I recently had dinner with my younger sister who has been a proud resident of Philadelphia for the last few decades. She was back in St. Louis for the weekend to attend a reunion of former employees of the St. Louis Post Dispatch. She has spent life as a journalist. As dictated by geography, we only get a chance to see each other once or twice a year.
During dinner, my sister mentioned that she thinks about our father, who passed on in 2007, every day. That struck me. I think of my father and mother, who died in 2017, often but not every day. It also made me think about the long list of both terrible and wonderful things that our country and the world has experienced in the last decade or so. And how each of us get to see just a few minor threads of the long rope of history.
As a person gets older, you start to notice things that are planned or already happening that you might not get a chance to see completed. Things like calculating the payback of adding solar panels to your home or planting new trees. Or large-scale community building projects like bridges and highways. Or something as fundamentally important as the future of our country.
People sometimes ask, if you could go back in time, which famous person or persons would you like to meet with and have a chat. It’s an intriguing question, and I am a big history buff. For me, though I would rather go forward in future and see how things turned out.
I often find myself on a golf course wondering how someone tromped through densely-wooded hills and valleys and had the vision to see how a beautiful golf course might be coaxed from that landscape. I have the same admiration for those who have that same vision for the built world.

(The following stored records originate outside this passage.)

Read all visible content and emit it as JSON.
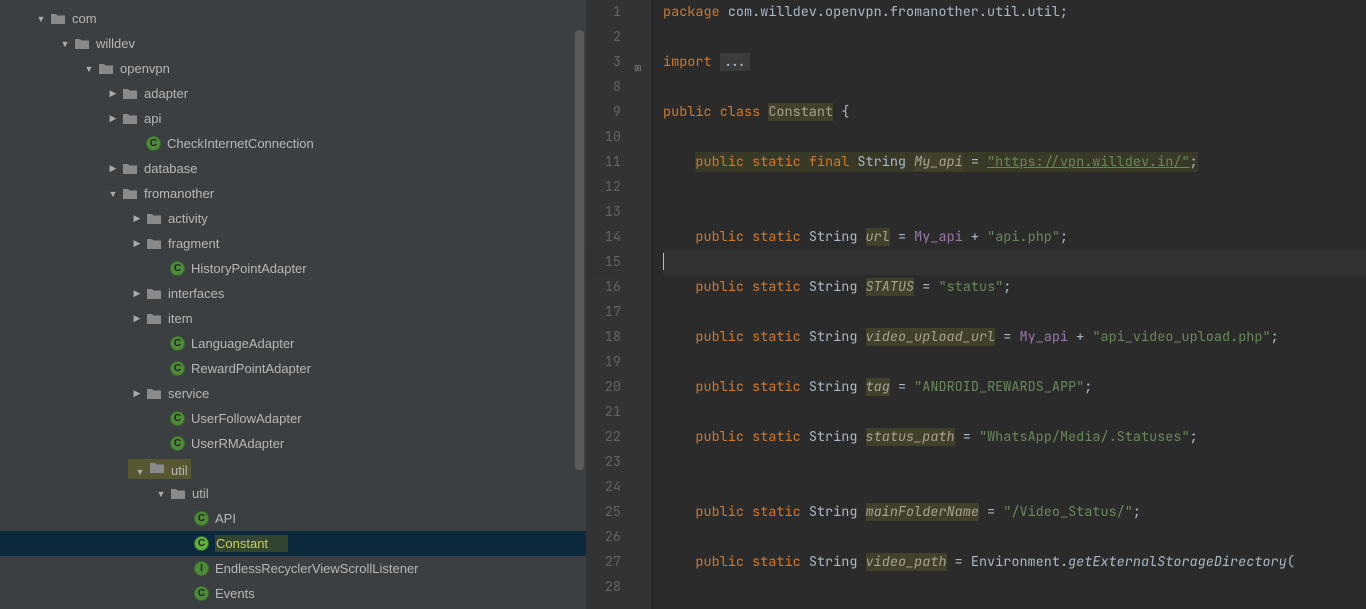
{
  "tree": [
    {
      "indent": 32,
      "chev": "down",
      "icon": "folder",
      "label": "com"
    },
    {
      "indent": 56,
      "chev": "down",
      "icon": "folder",
      "label": "willdev"
    },
    {
      "indent": 80,
      "chev": "down",
      "icon": "folder",
      "label": "openvpn"
    },
    {
      "indent": 104,
      "chev": "right",
      "icon": "folder",
      "label": "adapter"
    },
    {
      "indent": 104,
      "chev": "right",
      "icon": "folder",
      "label": "api"
    },
    {
      "indent": 128,
      "chev": "",
      "icon": "class",
      "label": "CheckInternetConnection"
    },
    {
      "indent": 104,
      "chev": "right",
      "icon": "folder",
      "label": "database"
    },
    {
      "indent": 104,
      "chev": "down",
      "icon": "folder",
      "label": "fromanother"
    },
    {
      "indent": 128,
      "chev": "right",
      "icon": "folder",
      "label": "activity"
    },
    {
      "indent": 128,
      "chev": "right",
      "icon": "folder",
      "label": "fragment"
    },
    {
      "indent": 152,
      "chev": "",
      "icon": "class",
      "label": "HistoryPointAdapter"
    },
    {
      "indent": 128,
      "chev": "right",
      "icon": "folder",
      "label": "interfaces"
    },
    {
      "indent": 128,
      "chev": "right",
      "icon": "folder",
      "label": "item"
    },
    {
      "indent": 152,
      "chev": "",
      "icon": "class",
      "label": "LanguageAdapter"
    },
    {
      "indent": 152,
      "chev": "",
      "icon": "class",
      "label": "RewardPointAdapter"
    },
    {
      "indent": 128,
      "chev": "right",
      "icon": "folder",
      "label": "service"
    },
    {
      "indent": 152,
      "chev": "",
      "icon": "class",
      "label": "UserFollowAdapter"
    },
    {
      "indent": 152,
      "chev": "",
      "icon": "class",
      "label": "UserRMAdapter"
    },
    {
      "indent": 128,
      "chev": "down",
      "icon": "folder",
      "label": "util",
      "hl": "folder"
    },
    {
      "indent": 152,
      "chev": "down",
      "icon": "folder",
      "label": "util"
    },
    {
      "indent": 176,
      "chev": "",
      "icon": "class",
      "label": "API"
    },
    {
      "indent": 176,
      "chev": "",
      "icon": "class",
      "label": "Constant",
      "selected": true,
      "hl": "file"
    },
    {
      "indent": 176,
      "chev": "",
      "icon": "iface",
      "label": "EndlessRecyclerViewScrollListener"
    },
    {
      "indent": 176,
      "chev": "",
      "icon": "class",
      "label": "Events"
    }
  ],
  "gutter": [
    "1",
    "2",
    "3",
    "8",
    "9",
    "10",
    "11",
    "12",
    "13",
    "14",
    "15",
    "16",
    "17",
    "18",
    "19",
    "20",
    "21",
    "22",
    "23",
    "24",
    "25",
    "26",
    "27",
    "28"
  ],
  "code": {
    "package": "com.willdev.openvpn.fromanother.util.util",
    "import_kw": "import",
    "import_rest": "...",
    "class_decl_pre": "public class",
    "class_name": "Constant",
    "class_open": "{",
    "l1_mods": "public static final",
    "l1_type": "String",
    "l1_name": "My_api",
    "l1_eq": " = ",
    "l1_val": "\"https://vpn.willdev.in/\"",
    "l2_mods": "public static",
    "l2_type": "String",
    "l2_name": "url",
    "l2_val": " = My_api + \"api.php\";",
    "l3_mods": "public static",
    "l3_type": "String",
    "l3_name": "STATUS",
    "l3_val": " = \"status\";",
    "l4_mods": "public static",
    "l4_type": "String",
    "l4_name": "video_upload_url",
    "l4_val": " = My_api + \"api_video_upload.php\";",
    "l5_mods": "public static",
    "l5_type": "String",
    "l5_name": "tag",
    "l5_val": " = \"ANDROID_REWARDS_APP\";",
    "l6_mods": "public static",
    "l6_type": "String",
    "l6_name": "status_path",
    "l6_val": " = \"WhatsApp/Media/.Statuses\";",
    "l7_mods": "public static",
    "l7_type": "String",
    "l7_name": "mainFolderName",
    "l7_val": " = \"/Video_Status/\";",
    "l8_mods": "public static",
    "l8_type": "String",
    "l8_name": "video_path",
    "l8_pre": " = Environment.",
    "l8_method": "getExternalStorageDirectory",
    "l8_end": "("
  }
}
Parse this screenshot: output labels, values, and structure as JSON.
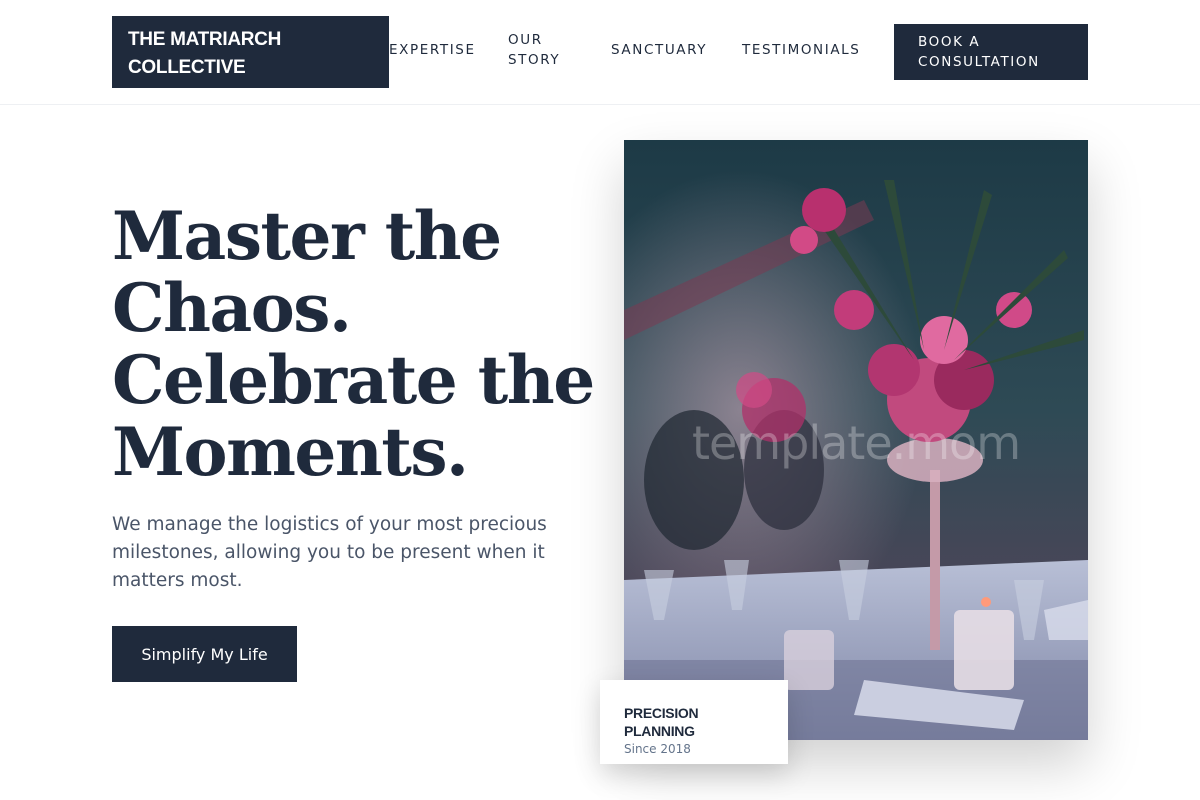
{
  "header": {
    "logo_line1": "THE MATRIARCH",
    "logo_line2": "COLLECTIVE",
    "nav": {
      "expertise": "EXPERTISE",
      "our_story": "OUR STORY",
      "sanctuary": "SANCTUARY",
      "testimonials": "TESTIMONIALS"
    },
    "cta": "BOOK A CONSULTATION"
  },
  "hero": {
    "headline_lines": [
      "Master the",
      "Chaos.",
      "Celebrate the",
      "Moments."
    ],
    "subtext": "We manage the logistics of your most precious milestones, allowing you to be present when it matters most.",
    "cta": "Simplify My Life",
    "image_watermark": "template.mom",
    "badge": {
      "title": "PRECISION PLANNING",
      "subtitle": "Since 2018"
    }
  },
  "colors": {
    "primary": "#1f2a3c",
    "text_muted": "#4a5568",
    "badge_sub": "#64748b",
    "background": "#ffffff"
  }
}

Last month, CNR editor, Kerry Smith and I had a chance to visit and interview a small roomful of people who are bringing the new National Geospatial-Intelligence Agency’s $1.7 billion campus to completion in near north city St. Louis. The 97-acre footprint of the site at the intersection of Jefferson and Cass avenues is a literal phoenix rising from the ashes of urban decay. The site itself is an amazing facility that will accommodate some 3,000 plus people who now work in a near-windowless facility near the AB brewery in the Soulard area. When complete, the site will be a jewel of a project with a 713,000-square-foot, four-story main office building, two parking garages, a visitor center, delivery inspection facility and central utility plant.
Looking at the beautiful new facility, outfitted with all of the fittings and security of a small military base, I can’t help but think of the massive new development of the surrounding area which is sure to come. And that surrounding area is still in dire need of a massive face lift.
The nearby, new Homer G. Phillips healthcare facility is already in operation and we know that big plans, some already revealed, some not, are on the drawing board. These kinds of projects provide comfort and optimism for the future of our society.